In fact, as Kvasnyuk explained, a completely different man inspired the Novorossiya Movement. A tall man in gray suit, Kvasnyuk looked worn-down, his face covered in sweat. That day, a prosecutor had called him in for questioning; he could very well be facing a 15-year prison term for separatism. Walking to a kiosk to buy himself an energy drink, Kvasnyuk explained to me that the "holy" idea of Novorossiya needed "honest and uncompromising leaders." Apparently, Putin was not the first one to propose the return of Novorossiya; the first one to propose it was the key thinker of the Eurasianist conservative revolution, Alexander Dugin: "As early as last September, during a meeting in Russia, Dugin told us that Novorossiya, a sovereign republic, should have devoted, honest Russians to lead it to revive our Russian roots." Kvasnyuk spoke of Dugin highly, calling him "the greatest predictor of Russia’s future."

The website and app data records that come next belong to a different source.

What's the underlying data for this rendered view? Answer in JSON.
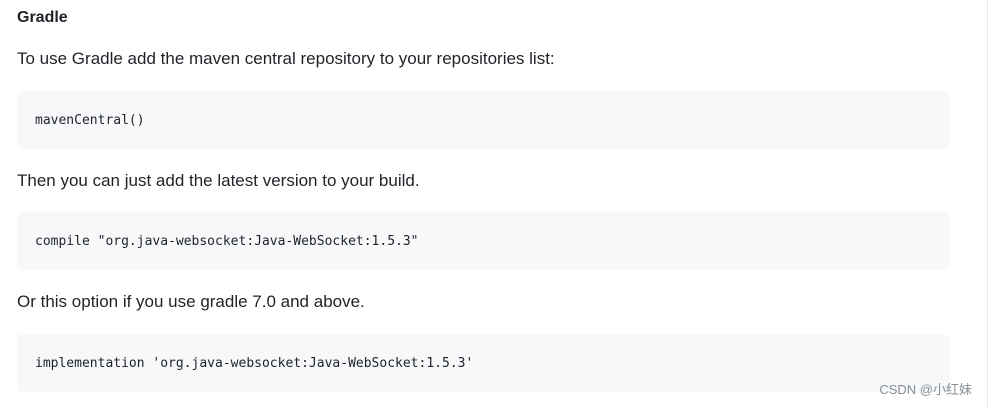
{
  "heading": "Gradle",
  "intro": "To use Gradle add the maven central repository to your repositories list:",
  "code1": "mavenCentral()",
  "then_text": "Then you can just add the latest version to your build.",
  "code2": "compile \"org.java-websocket:Java-WebSocket:1.5.3\"",
  "or_text": "Or this option if you use gradle 7.0 and above.",
  "code3": "implementation 'org.java-websocket:Java-WebSocket:1.5.3'",
  "watermark": "CSDN @小红妹"
}
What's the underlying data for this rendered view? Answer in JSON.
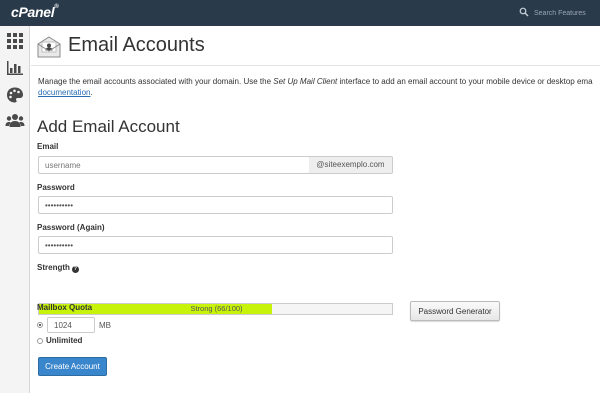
{
  "topbar": {
    "logo": "cPanel",
    "logo_mark": "®",
    "search_placeholder": "Search Features"
  },
  "sidebar": {
    "icons": [
      "grid-icon",
      "stats-icon",
      "palette-icon",
      "users-icon"
    ]
  },
  "header": {
    "icon": "email-accounts-icon",
    "title": "Email Accounts"
  },
  "description": {
    "text1": "Manage the email accounts associated with your domain. Use the ",
    "em": "Set Up Mail Client",
    "text2": " interface to add an email account to your mobile device or desktop ema",
    "link": "documentation",
    "end": "."
  },
  "form": {
    "title": "Add Email Account",
    "email_label": "Email",
    "email_value": "username",
    "domain": "@siteexemplo.com",
    "password_label": "Password",
    "password_value": "••••••••••",
    "password_again_label": "Password (Again)",
    "password_again_value": "••••••••••",
    "strength_label": "Strength",
    "strength_text": "Strong (66/100)",
    "strength_percent": 66,
    "generator_button": "Password Generator",
    "quota_label": "Mailbox Quota",
    "quota_value": "1024",
    "quota_unit": "MB",
    "unlimited_label": "Unlimited",
    "create_button": "Create Account"
  },
  "colors": {
    "topbar": "#293a4a",
    "accent": "#3a86cc",
    "strength_fill": "#c7f30a"
  }
}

Dugin’s followers in Odessa and Donetsk knew little about series of his articles published in 1992-2006 defining his "neo-Eurasianist" theories, which describe the birth of "pure, radically revolutionary, and consistently fascist fascism." As a member of the modern Russian establishment, regularly appearing on Russian state channels, Dugin avoided radical statements in recent years, but some of his quotes and articles can still be found on the Internet, according to the Moscow-based Gumilev Center, a community of Eurasianists. "Russian fascism is a combination of naturally national conservatism and the passionate desire for true change," said one of the Center’s representatives.
Earlier this month, Dugin told his followers that, in the future, journalists working for the Russian independent media — including Echo of Moscow, Dozhd, and Novaya Gazeta — should not be allowed to enter the territory of Novorossiya, because Dugin believes they’ve betrayed Russia: "Donetsk, Luhansk, and Kharkov republics will be a holy place for renaissance of Russian culture, Russian spirit, Russian identity." In Dugin’s view, Novorossiya should be governed by "absolutely different people — real, brave, clever, [and] able to fight for their freedom." According to Kvasnyuk, Dugin also predicted that everybody in the movement would betray Novorossiya — that is, "everybody but Putin."
In the end, the rebels’ struggle to find leaders might not even matter, because Dugin’s notions of a pure Russian revival are proving to be potent enough on their own, with or without leaders.